Bazzo and I headed down to the Sandplant again this morning for another high tide hit at Marshside.
Goldcrest, Blackbirds, finches etc in the compound as we arrived, but unfortunately a breeze coming off the land slowed the tide and it failed to engulf the marsh as it should have.
Plenty of birds around all the same, with dizzying numbers of Wigeon, although perhaps not as dramatic a spectacle as yesterday.
Pinkies with three Barnacles feeding under the western edge of the compound, with Rock Pipit in the air again, and Skylarks, Reed Bunts, Mipits etc.
Four Twite heading south were noteworthy (on their way to Weld Road no doubt - sorry Pete, I couldn't read the colour rings in flight!).
Up to three Merlin, Peregrine, Kestrel, Sprawk and at least two Marsh Harriers, but the water never edged in enough to flush out any Short Eared Owls lurking in the grasses.
Offshore, two parties of Eider - five out in the mouth of the Ribble (5m,1f) and another group of four further up the estuary (4m,1f), plus a winter plumaged Great Crested Grebe.
The family of five Whoopers was still out there.
As the tide fell, we headed up to check Crossens Outer - hordes of Dunlin, Ruff, Golden Plover, Lapwing and Snipe, Little Egrets, Merlin, the Marsh Harriers and lots of wildfowl suggested this area may have been a better bet to start with!

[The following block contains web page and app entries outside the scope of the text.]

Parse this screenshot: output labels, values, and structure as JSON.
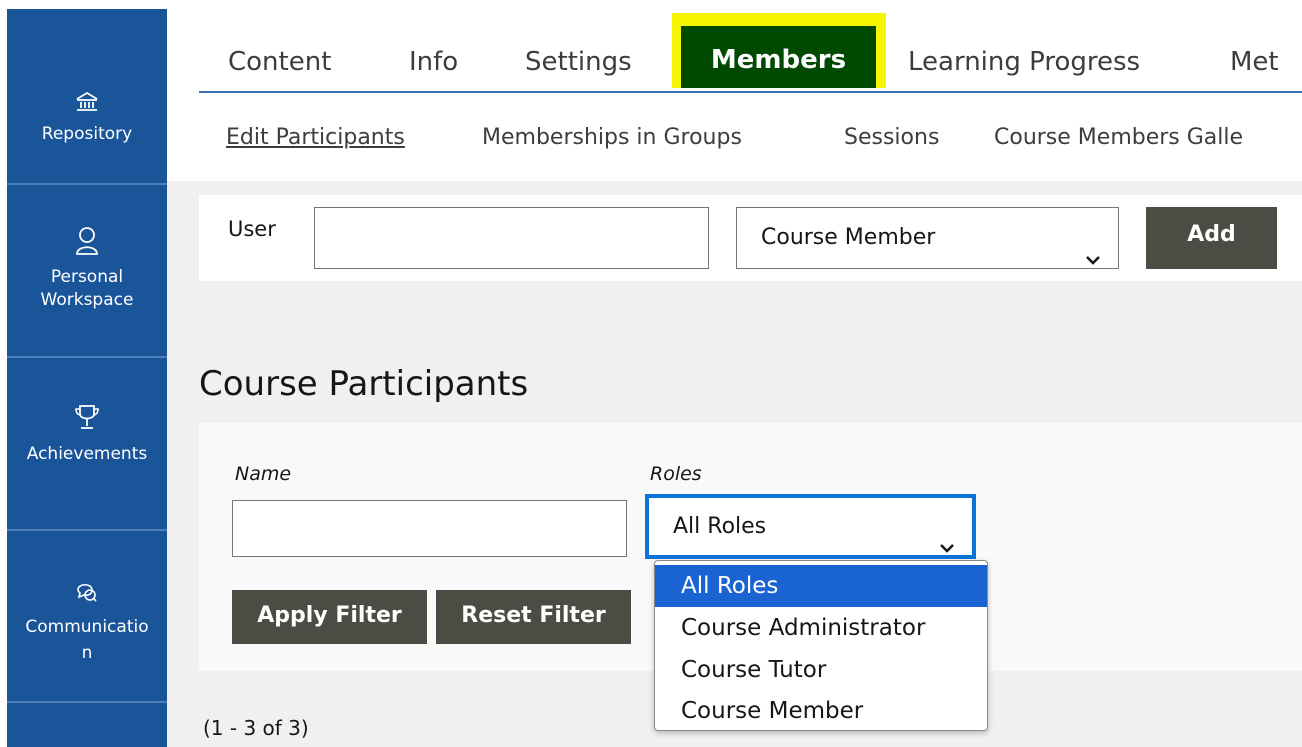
{
  "mainbar": {
    "items": [
      {
        "label": "Repository",
        "icon": "bank-icon"
      },
      {
        "label": "Personal Workspace",
        "label_line1": "Personal",
        "label_line2": "Workspace",
        "icon": "person-icon"
      },
      {
        "label": "Achievements",
        "icon": "trophy-icon"
      },
      {
        "label": "Communication",
        "label_line1": "Communicatio",
        "label_line2": "n",
        "icon": "chat-icon"
      }
    ]
  },
  "tabs": {
    "items": [
      "Content",
      "Info",
      "Settings",
      "Members",
      "Learning Progress",
      "Met"
    ],
    "active": "Members",
    "highlight_color": "#f5f500",
    "active_bg": "#004a00"
  },
  "subtabs": {
    "items": [
      "Edit Participants",
      "Memberships in Groups",
      "Sessions",
      "Course Members Galle"
    ]
  },
  "add_user": {
    "label": "User",
    "input_value": "",
    "role_selected": "Course Member",
    "button": "Add"
  },
  "section": {
    "title": "Course Participants"
  },
  "filter": {
    "name_label": "Name",
    "name_value": "",
    "roles_label": "Roles",
    "roles_selected": "All Roles",
    "apply_button": "Apply Filter",
    "reset_button": "Reset Filter"
  },
  "roles_dropdown": {
    "options": [
      "All Roles",
      "Course Administrator",
      "Course Tutor",
      "Course Member"
    ],
    "selected_index": 0
  },
  "pagination": {
    "range": "(1 - 3 of 3)"
  },
  "colors": {
    "mainbar_bg": "#1a559a",
    "button_bg": "#4c4c44",
    "focus_border": "#0b73d9",
    "dropdown_selected": "#1a63d2"
  }
}
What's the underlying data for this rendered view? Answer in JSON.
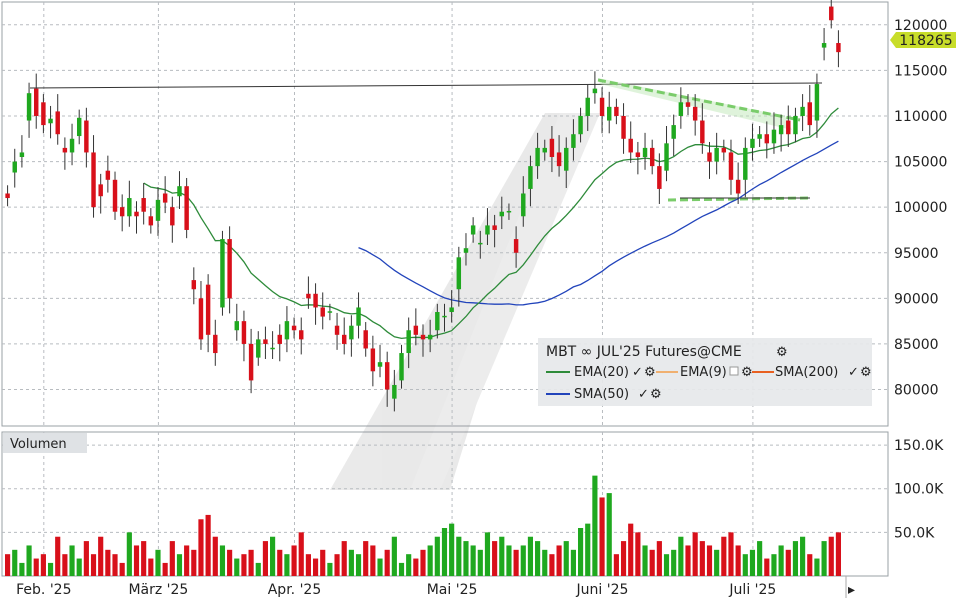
{
  "chart_data": {
    "type": "candlestick",
    "instrument_title": "MBT ∞ JUL'25 Futures@CME",
    "last_price_label": "118265",
    "price_axis": {
      "ylim": [
        76000,
        122500
      ],
      "ticks": [
        "120000",
        "115000",
        "110000",
        "105000",
        "100000",
        "95000",
        "90000",
        "85000",
        "80000"
      ]
    },
    "x_tick_labels": [
      "Feb. '25",
      "März '25",
      "Apr. '25",
      "Mai '25",
      "Juni '25",
      "Juli '25"
    ],
    "legend": {
      "items": [
        {
          "name": "EMA(20)",
          "color": "#2e8b3a"
        },
        {
          "name": "EMA(9)",
          "color": "#f0b070"
        },
        {
          "name": "SMA(200)",
          "color": "#e86020"
        },
        {
          "name": "SMA(50)",
          "color": "#2244bb"
        }
      ]
    },
    "volume_panel": {
      "title": "Volumen",
      "ticks": [
        "150.0K",
        "100.0K",
        "50.0K"
      ],
      "ylim": [
        0,
        165000
      ]
    },
    "colors": {
      "up": "#1fa81f",
      "down": "#d8101a",
      "ema20": "#2e8b3a",
      "sma50": "#2244bb",
      "trend_green": "#7acc6a",
      "last_price_bg": "#c8dd2a"
    },
    "candles": [
      [
        101500,
        101000
      ],
      [
        103800,
        105000
      ],
      [
        105500,
        106000
      ],
      [
        109500,
        112500
      ],
      [
        113000,
        110000
      ],
      [
        111500,
        109000
      ],
      [
        109200,
        109700
      ],
      [
        110500,
        108000
      ],
      [
        106500,
        106000
      ],
      [
        106000,
        107500
      ],
      [
        107800,
        109800
      ],
      [
        109500,
        106000
      ],
      [
        106000,
        100000
      ],
      [
        102500,
        101200
      ],
      [
        104000,
        103000
      ],
      [
        103000,
        99500
      ],
      [
        100000,
        99000
      ],
      [
        99000,
        101000
      ],
      [
        99500,
        99000
      ],
      [
        101000,
        99500
      ],
      [
        99000,
        98000
      ],
      [
        98500,
        100800
      ],
      [
        101500,
        100500
      ],
      [
        100000,
        98000
      ],
      [
        101200,
        102300
      ],
      [
        102300,
        97500
      ],
      [
        92000,
        91000
      ],
      [
        90000,
        85500
      ],
      [
        91500,
        86000
      ],
      [
        86000,
        84000
      ],
      [
        89000,
        96500
      ],
      [
        96500,
        90000
      ],
      [
        86500,
        87500
      ],
      [
        87500,
        85000
      ],
      [
        85000,
        81000
      ],
      [
        83500,
        85500
      ],
      [
        85500,
        85000
      ],
      [
        84500,
        84500
      ],
      [
        86000,
        85000
      ],
      [
        85500,
        87500
      ],
      [
        87000,
        86500
      ],
      [
        86500,
        85500
      ],
      [
        90500,
        90000
      ],
      [
        90500,
        89000
      ],
      [
        89000,
        88000
      ],
      [
        88500,
        88500
      ],
      [
        87000,
        86000
      ],
      [
        86000,
        85000
      ],
      [
        85500,
        87000
      ],
      [
        87000,
        89000
      ],
      [
        86500,
        84500
      ],
      [
        84500,
        82000
      ],
      [
        82500,
        83000
      ],
      [
        83000,
        80000
      ],
      [
        79000,
        80500
      ],
      [
        81000,
        84000
      ],
      [
        84000,
        86500
      ],
      [
        87000,
        86000
      ],
      [
        86000,
        85500
      ],
      [
        85500,
        86000
      ],
      [
        86500,
        88500
      ],
      [
        88000,
        88000
      ],
      [
        88500,
        89000
      ],
      [
        91000,
        94500
      ],
      [
        95000,
        95500
      ],
      [
        97000,
        98000
      ],
      [
        96000,
        96000
      ],
      [
        97000,
        98000
      ],
      [
        98000,
        97500
      ],
      [
        99000,
        99500
      ],
      [
        99500,
        99500
      ],
      [
        96500,
        95000
      ],
      [
        99000,
        101500
      ],
      [
        102000,
        104500
      ],
      [
        104500,
        106500
      ],
      [
        106000,
        106500
      ],
      [
        107500,
        105500
      ],
      [
        106000,
        104500
      ],
      [
        104000,
        106500
      ],
      [
        106500,
        108000
      ],
      [
        108000,
        110000
      ],
      [
        110000,
        112000
      ],
      [
        112500,
        113000
      ],
      [
        112000,
        110000
      ],
      [
        109500,
        111000
      ],
      [
        111000,
        110000
      ],
      [
        110000,
        107500
      ],
      [
        107500,
        106000
      ],
      [
        106000,
        105500
      ],
      [
        105500,
        106500
      ],
      [
        106500,
        104500
      ],
      [
        104500,
        102000
      ],
      [
        104000,
        107000
      ],
      [
        107500,
        109000
      ],
      [
        110000,
        111500
      ],
      [
        111500,
        111000
      ],
      [
        111000,
        109500
      ],
      [
        109500,
        107000
      ],
      [
        106000,
        105000
      ],
      [
        105000,
        106500
      ],
      [
        106500,
        106000
      ],
      [
        106000,
        103000
      ],
      [
        103000,
        101500
      ],
      [
        103000,
        106500
      ],
      [
        106500,
        107500
      ],
      [
        107500,
        108000
      ],
      [
        108000,
        107000
      ],
      [
        107000,
        108500
      ],
      [
        108000,
        109000
      ],
      [
        109500,
        108000
      ],
      [
        108000,
        110000
      ],
      [
        110000,
        111000
      ],
      [
        111500,
        109000
      ],
      [
        109500,
        113500
      ],
      [
        117500,
        118000
      ],
      [
        122000,
        120500
      ],
      [
        118000,
        117000
      ]
    ],
    "volumes": [
      25000,
      30000,
      15000,
      35000,
      20000,
      25000,
      15000,
      45000,
      25000,
      35000,
      20000,
      40000,
      25000,
      45000,
      30000,
      25000,
      15000,
      50000,
      35000,
      40000,
      20000,
      30000,
      15000,
      40000,
      25000,
      35000,
      30000,
      65000,
      70000,
      45000,
      35000,
      30000,
      20000,
      25000,
      30000,
      15000,
      40000,
      45000,
      30000,
      25000,
      35000,
      50000,
      25000,
      20000,
      30000,
      15000,
      25000,
      40000,
      30000,
      25000,
      40000,
      35000,
      20000,
      30000,
      45000,
      15000,
      25000,
      20000,
      30000,
      35000,
      45000,
      55000,
      60000,
      45000,
      40000,
      35000,
      30000,
      50000,
      40000,
      45000,
      35000,
      30000,
      35000,
      45000,
      40000,
      30000,
      25000,
      35000,
      40000,
      30000,
      55000,
      60000,
      115000,
      90000,
      95000,
      25000,
      40000,
      60000,
      50000,
      35000,
      30000,
      40000,
      25000,
      30000,
      45000,
      35000,
      50000,
      40000,
      35000,
      30000,
      45000,
      50000,
      35000,
      25000,
      30000,
      40000,
      20000,
      25000,
      35000,
      30000,
      40000,
      45000,
      25000,
      20000,
      40000,
      45000,
      50000
    ]
  }
}
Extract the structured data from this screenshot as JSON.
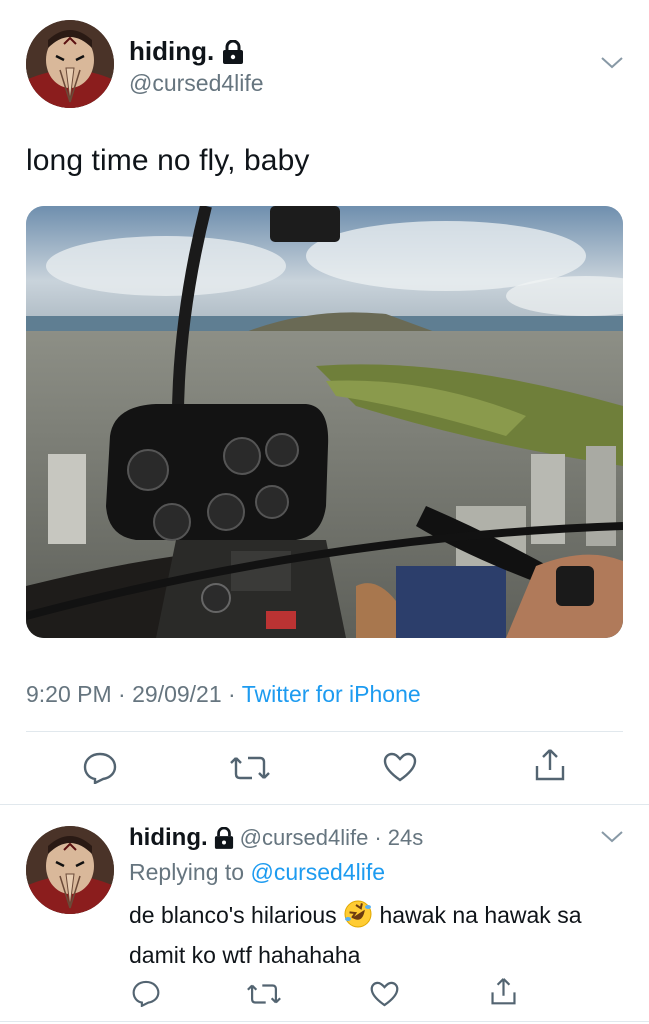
{
  "tweet": {
    "display_name": "hiding.",
    "handle": "@cursed4life",
    "text": "long time no fly, baby",
    "time": "9:20 PM",
    "date": "29/09/21",
    "source": "Twitter for iPhone",
    "separator": "·"
  },
  "reply": {
    "display_name": "hiding.",
    "handle": "@cursed4life",
    "time": "24s",
    "replying_prefix": "Replying to",
    "replying_to": "@cursed4life",
    "text_part1": "de blanco's hilarious",
    "emoji": "rolling-on-floor-laughing",
    "text_part2": "hawak na hawak sa damit ko wtf hahahaha"
  },
  "icons": {
    "lock": "lock-icon",
    "chevron": "chevron-down-icon",
    "reply": "reply-icon",
    "retweet": "retweet-icon",
    "like": "heart-icon",
    "share": "share-icon"
  },
  "colors": {
    "link": "#1d9bf0",
    "secondary_text": "#66757f",
    "divider": "#e1e8ed"
  }
}
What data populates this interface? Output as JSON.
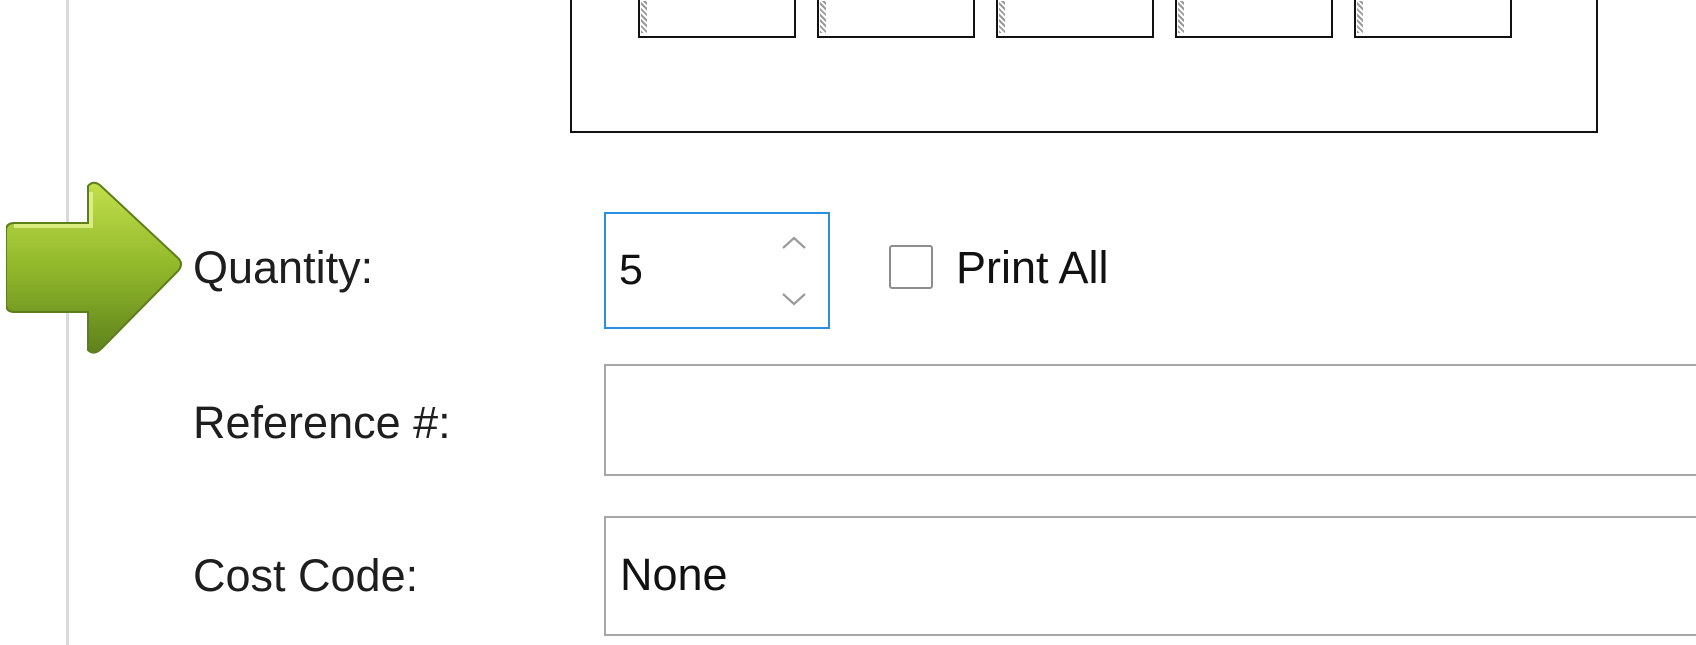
{
  "form": {
    "quantity": {
      "label": "Quantity:",
      "value": "5"
    },
    "print_all": {
      "label": "Print All",
      "checked": false
    },
    "reference": {
      "label": "Reference #:",
      "value": ""
    },
    "cost_code": {
      "label": "Cost Code:",
      "value": "None"
    }
  },
  "callout": {
    "icon": "green-arrow-right",
    "color": "#8CB82B"
  },
  "theme": {
    "focus_color": "#2B8FE0"
  }
}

Good to watch the young Marsh Harriers up together - it made a break from grilling the Dunlins and double-taking the distant Grey Plovers.
Goldcrest in the bushes up here too.
Just as we were preparing to leave, a pair of Ravens flew in to croak and rip the turf to pieces - superb....always love seeing these birds, huge bills, big, big, big birds full of character, dwarfing the Lapwings etc on the marsh.
After 20 minutes or so, they flew off up the Ribble to the north east - I wonder where they wandered from?
Presumably birds from the Pennines instead of those knocking around the dunes at Formby, but you never know.
I'd love to get close enough to one to get a decent pic one fine day, but they are just about the wariest birds going.
At least they'll talk to you if they're in the mood - try loudly "bock bock-ing" one next time you see a Raven - they'll often swing round to answer, or just laugh before disappearing on those lovely big black wings.
Eyes to the skies everyone, eyes to the skies...